Exercise brief:
Note each line in the data holding the string "Today" and report it.

Source information:
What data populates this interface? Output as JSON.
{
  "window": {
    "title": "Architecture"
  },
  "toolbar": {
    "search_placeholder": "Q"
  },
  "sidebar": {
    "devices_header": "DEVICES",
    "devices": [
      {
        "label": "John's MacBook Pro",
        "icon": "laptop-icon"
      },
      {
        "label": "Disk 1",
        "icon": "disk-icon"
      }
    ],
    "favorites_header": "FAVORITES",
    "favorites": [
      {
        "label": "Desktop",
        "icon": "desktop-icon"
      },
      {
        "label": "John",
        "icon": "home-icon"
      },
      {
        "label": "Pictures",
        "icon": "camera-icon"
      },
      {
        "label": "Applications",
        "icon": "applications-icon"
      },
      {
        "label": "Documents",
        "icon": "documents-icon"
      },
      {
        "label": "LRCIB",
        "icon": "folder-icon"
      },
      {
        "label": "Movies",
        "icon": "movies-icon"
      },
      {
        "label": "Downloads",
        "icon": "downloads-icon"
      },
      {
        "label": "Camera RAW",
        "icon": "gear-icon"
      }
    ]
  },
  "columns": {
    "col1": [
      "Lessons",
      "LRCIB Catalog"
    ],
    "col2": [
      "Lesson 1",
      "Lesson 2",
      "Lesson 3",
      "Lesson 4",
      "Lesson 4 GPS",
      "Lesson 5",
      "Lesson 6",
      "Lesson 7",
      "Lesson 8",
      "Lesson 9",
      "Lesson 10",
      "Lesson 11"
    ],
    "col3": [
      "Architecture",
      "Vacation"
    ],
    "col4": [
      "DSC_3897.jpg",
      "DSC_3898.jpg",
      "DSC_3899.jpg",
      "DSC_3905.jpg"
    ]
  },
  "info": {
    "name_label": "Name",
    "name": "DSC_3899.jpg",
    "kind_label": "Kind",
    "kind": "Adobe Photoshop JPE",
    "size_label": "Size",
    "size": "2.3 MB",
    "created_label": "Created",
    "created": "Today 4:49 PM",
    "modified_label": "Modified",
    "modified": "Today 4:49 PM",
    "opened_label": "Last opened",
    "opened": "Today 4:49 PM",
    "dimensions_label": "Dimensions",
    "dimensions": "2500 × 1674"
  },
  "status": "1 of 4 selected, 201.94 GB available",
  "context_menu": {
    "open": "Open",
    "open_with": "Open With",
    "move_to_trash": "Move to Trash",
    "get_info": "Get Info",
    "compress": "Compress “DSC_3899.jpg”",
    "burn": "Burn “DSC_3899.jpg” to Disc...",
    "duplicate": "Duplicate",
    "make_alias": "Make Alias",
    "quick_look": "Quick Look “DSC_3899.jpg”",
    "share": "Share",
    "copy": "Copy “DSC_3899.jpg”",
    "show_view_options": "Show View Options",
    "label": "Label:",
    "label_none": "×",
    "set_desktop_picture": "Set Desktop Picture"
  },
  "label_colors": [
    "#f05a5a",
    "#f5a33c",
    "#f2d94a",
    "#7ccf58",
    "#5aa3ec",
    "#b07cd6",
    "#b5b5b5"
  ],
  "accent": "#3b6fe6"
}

Solution to the problem:
    "created": "Today 4:49 PM",
    "modified": "Today 4:49 PM",
    "opened": "Today 4:49 PM",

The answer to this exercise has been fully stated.